While many fans may have been anticipating the major New Year’s Eve matchups, the fifth day of the 2014 World Junior Championships provided fireworks a day early for Malmö by showcasing upsets. Finland’s upset over Russia and Germany’s surprise victory over the Czech Republic as well as the Norwegians and the Slovaks taking the Swiss and Canadians to the brink punctuate how international hockey is becoming increasingly competitive.
Any Team Can Win on Any Day
After seeing the Czech Republic deliver the then upset of the tournament over Canada, the country then gets knocked off by Germany; a team many had destined for the relegation game. In the other Group, a Russian team that previously looked unstoppable, got brought back down to earth by a Finnish team looking to make a statement after dropping the game against its Scandinavian-rival Sweden.
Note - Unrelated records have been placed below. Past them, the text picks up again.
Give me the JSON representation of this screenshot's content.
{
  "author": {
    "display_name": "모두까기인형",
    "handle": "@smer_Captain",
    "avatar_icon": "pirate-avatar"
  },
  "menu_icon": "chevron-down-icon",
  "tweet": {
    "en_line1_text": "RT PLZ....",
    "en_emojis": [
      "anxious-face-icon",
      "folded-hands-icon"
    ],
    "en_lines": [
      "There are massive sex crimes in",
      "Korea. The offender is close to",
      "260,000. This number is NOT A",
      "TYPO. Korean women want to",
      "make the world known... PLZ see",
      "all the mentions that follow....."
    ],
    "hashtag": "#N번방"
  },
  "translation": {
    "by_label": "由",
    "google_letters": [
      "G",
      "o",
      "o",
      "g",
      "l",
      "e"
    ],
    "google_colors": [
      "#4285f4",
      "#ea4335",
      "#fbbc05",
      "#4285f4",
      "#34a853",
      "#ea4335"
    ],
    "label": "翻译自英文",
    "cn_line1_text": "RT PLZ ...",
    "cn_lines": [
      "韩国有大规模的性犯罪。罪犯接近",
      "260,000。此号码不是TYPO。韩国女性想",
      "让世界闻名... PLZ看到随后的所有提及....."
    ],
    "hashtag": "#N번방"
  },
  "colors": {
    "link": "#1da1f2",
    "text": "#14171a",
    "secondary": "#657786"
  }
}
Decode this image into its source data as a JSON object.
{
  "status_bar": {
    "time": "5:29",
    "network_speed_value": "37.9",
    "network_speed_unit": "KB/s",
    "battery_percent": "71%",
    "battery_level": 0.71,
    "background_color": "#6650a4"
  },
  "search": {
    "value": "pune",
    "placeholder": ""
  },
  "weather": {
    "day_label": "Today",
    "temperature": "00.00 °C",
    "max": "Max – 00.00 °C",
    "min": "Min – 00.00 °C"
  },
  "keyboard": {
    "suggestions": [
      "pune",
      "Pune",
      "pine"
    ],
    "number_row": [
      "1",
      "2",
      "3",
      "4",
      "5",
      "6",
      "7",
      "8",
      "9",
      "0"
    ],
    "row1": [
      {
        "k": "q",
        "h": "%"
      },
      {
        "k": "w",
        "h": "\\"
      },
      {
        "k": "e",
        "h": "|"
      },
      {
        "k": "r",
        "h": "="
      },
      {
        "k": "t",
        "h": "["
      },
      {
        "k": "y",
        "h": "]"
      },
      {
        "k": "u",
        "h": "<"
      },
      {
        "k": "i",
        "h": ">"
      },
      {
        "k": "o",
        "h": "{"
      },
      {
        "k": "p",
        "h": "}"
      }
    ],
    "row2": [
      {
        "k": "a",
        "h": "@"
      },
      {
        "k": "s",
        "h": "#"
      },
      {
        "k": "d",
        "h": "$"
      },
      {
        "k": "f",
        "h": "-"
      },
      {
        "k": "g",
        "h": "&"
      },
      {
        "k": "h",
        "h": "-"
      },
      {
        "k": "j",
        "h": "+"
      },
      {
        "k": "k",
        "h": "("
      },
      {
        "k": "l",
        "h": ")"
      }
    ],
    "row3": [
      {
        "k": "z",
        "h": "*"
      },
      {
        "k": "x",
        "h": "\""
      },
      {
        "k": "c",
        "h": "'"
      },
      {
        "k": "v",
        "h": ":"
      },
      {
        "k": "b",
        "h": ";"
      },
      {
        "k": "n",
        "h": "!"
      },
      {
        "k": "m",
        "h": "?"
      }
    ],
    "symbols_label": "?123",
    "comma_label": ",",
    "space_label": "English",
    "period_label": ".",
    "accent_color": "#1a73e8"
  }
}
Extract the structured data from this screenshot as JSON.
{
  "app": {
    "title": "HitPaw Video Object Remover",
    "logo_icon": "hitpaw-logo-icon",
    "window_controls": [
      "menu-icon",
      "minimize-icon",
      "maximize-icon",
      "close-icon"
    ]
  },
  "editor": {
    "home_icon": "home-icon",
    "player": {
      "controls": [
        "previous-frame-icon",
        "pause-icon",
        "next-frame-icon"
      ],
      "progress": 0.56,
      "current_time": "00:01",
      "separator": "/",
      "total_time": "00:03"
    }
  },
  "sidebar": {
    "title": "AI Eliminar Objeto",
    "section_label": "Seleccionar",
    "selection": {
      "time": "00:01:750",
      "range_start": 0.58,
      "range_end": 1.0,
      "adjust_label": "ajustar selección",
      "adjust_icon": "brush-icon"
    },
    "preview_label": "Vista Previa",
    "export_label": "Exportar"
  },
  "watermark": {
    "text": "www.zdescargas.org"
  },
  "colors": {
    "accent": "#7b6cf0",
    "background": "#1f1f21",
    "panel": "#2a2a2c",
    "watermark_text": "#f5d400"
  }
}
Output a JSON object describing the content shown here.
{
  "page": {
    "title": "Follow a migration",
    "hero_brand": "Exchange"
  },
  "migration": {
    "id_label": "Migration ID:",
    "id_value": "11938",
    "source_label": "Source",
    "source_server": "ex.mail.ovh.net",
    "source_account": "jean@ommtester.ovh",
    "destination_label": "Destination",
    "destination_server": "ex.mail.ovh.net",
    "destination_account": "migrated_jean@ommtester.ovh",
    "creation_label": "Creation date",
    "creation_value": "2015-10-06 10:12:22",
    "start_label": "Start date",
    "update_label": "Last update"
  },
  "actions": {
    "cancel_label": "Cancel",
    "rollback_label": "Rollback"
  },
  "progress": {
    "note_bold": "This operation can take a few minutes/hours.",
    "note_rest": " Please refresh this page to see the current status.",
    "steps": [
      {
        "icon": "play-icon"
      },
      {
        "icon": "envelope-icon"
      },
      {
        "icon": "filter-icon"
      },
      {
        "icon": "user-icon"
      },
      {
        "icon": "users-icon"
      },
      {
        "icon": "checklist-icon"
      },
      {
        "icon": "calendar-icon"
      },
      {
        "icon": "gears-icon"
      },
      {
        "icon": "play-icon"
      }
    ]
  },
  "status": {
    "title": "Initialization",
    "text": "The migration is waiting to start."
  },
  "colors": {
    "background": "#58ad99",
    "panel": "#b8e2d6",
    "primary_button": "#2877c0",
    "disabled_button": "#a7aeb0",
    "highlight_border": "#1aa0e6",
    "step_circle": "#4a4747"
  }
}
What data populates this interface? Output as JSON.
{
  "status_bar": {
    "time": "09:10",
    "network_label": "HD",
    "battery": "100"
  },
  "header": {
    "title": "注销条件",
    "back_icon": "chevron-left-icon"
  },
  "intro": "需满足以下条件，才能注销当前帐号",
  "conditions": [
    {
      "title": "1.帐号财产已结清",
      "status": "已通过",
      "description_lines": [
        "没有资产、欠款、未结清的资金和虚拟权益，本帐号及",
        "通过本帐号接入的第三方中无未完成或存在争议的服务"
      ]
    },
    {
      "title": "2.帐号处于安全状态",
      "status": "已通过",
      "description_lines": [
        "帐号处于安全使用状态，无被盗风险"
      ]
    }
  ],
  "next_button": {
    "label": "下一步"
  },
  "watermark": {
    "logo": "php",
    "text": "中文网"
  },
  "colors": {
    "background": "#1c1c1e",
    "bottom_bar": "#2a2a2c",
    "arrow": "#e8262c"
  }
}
Long gone are the days of a few nations reigning supreme on the international stage. We’ll likely never again see a streak like Canada’s 14 straight years with a medal, which was culminated by a stretch from 2005-2009 where the nation won five straight gold medals.
“We expected a lot of tough competition,” said Team Canada defenseman Adam Pelech. “These are all of the best countries and their best players.”
Two factors of the game that have proven to level the playing field are goaltending and special teams. Slovakia’s goaltender stopped 44 of 49 shots, while the team in front of Samuel Baros scored 3 power-play goals, including two while having a two-man advantage. The difference for the Finns was two power-play goals, while the Germans got a shutout from goaltender Marvin Cüpper. Not to mention, Finland won without one of its best defenseman Rasmus Ristolainen while Germany won without NHL-prospect Leon Draisaitl.
The biggest impact of parity in hockey is that it will inevitably grow the game. With more nations finding success, more fans from far-reaching locations will be attracted to the game and more young kids will be eager to participate.
“[World Juniors] is one of the best tournaments in the world,” said Pelech. I’m sure the fans are loving this and it doesn’t hurt to have more competition.”
Close games and upsets are making for a riveting tournament here in Malmö. Because of the results of the previous games, the final day of preliminary action will carry with it major ramifications. Not only are top seeds at stake, but so are relegations ramifications. The marque matchups will feature Russia taking on Sweden, while the North-American rivalry continues when the Unites States squares off against Canada.
Stayed tuned here and follow me on Twitter to stay up to date. I’ll be on the ground in Malmö for the duration of the tournament providing all of the latest news and analysis.
As an American based in Amsterdam, Joe provides a unique hockey insight, bringing a global perspective to the game. Joe has several years of experience covering the game on both a domestic and international level, including being credentialed for multiple World and World Junior Championships.